Day two of the Building Envelope Contractors (BEC) Conference began with a look at several emerging technologies that could change the way glass facades are designed and constructed. The event, organized by the National Glass Association, ended today in Nashville. One session Tuesday morning a look at insulating glass retrofits, 5G glass antennas, and transparent photovoltaic coatings.

Anas Al Kassas discussed insulating glass retrofit solutions during the BEC Conference.

Anas Al Kassa with InoVues began with a look at his company’s retrofit insulating glass system. He pointed out that buildings are responsible for 40% of the energy loss in buildings, and many buildings today still have single-pane glass, while others still have older lower-performing glass.

Presently, many cities are now targeting windows among their building efficiency requirements and offering incentives for owners to retrofit their buildings. But there are some problems preventing traditional retrofits, he said. These include high costs, business/occupant disruption, and unrealistic payback.

Kassa says his company’s product is like a full window replacement but not as costly. The system uses the existing windows as part of the solution, requiring 70% fewer materials than traditional retrofits. The system is also pre-fabricated offsite and over-glazed, allowing installation without disrupting operations.

He added that the system could also be combined with other glass products, such as dynamic glass, to provide even more benefits. He added that the cost-benefit analysis studies they’ve done show payback is under 10 years.

Mika Partanen with Stealthcase Oy wasn’t able to attend in person, so provided a virtual look at his company’s technology, which can transform low-E glass can from a wireless connectivity blocker into an enabler. He said this is because low-E kills indoor connectivity. Coated glass constrains modern wireless communication and today’s buildings are incompatible with 5G, Internet of Things and future mobile communication technologies.

His company developed a laser treatment that turns glass into an undetectable antenna that requires no power. The process treats the glass edge with a laser antenna pattern, and fabricators can use the technology to make the building facades “signal transparent.”

“Fabricators are in a good position to enhance and future-proof building connectivity,” he said, explaining they can add significant value to building infrastructure.

The third presenter, Miles Barr with Ubiquitous Energy, talked about his company’s transparent photovoltaic coatings.
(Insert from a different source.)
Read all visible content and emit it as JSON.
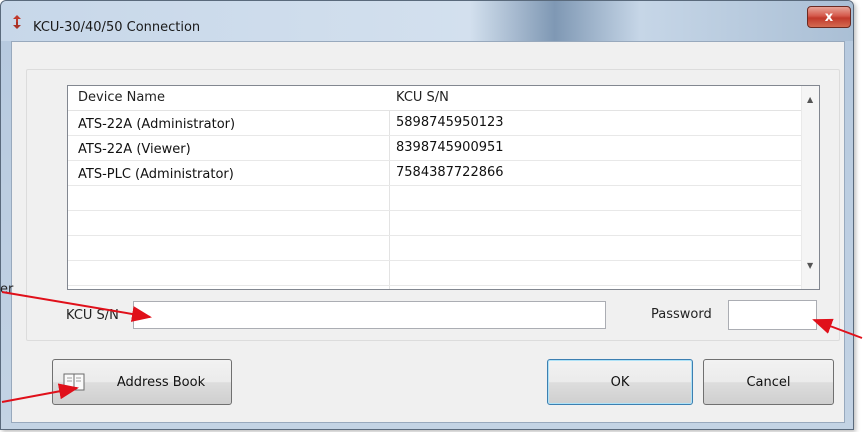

He began with the question: “What if every surface around us could generate invisible renewable electricity?” As an industry, he said, we love to build with glass. So the goal is to make it work from an energy perspective.

His company’s glass looks completely transparent, like ordinary low-E glass.

“Our technology is based on the concept of letting visible light through,” he said, explaining the glass is designed to match standard window glass. He described it as a low-E insulating glass unit that also generates electricity.

Ubiquitous Energy’s technology is about more than just transparency. The glass also has to meet all aesthetic requirements of a low-E coating: neutral color, high clarity, defect-free, and non-obstructive views.

Used on a vertical surface of a building, Barr said the project can have up to 50 times more surface area compared to installing solar panels on a rooftop. The energy produced can offset up to 30% of the building’s electricity.

The BEC conference concludes today. Stay tuned to USGNN™ for more news from Nashville.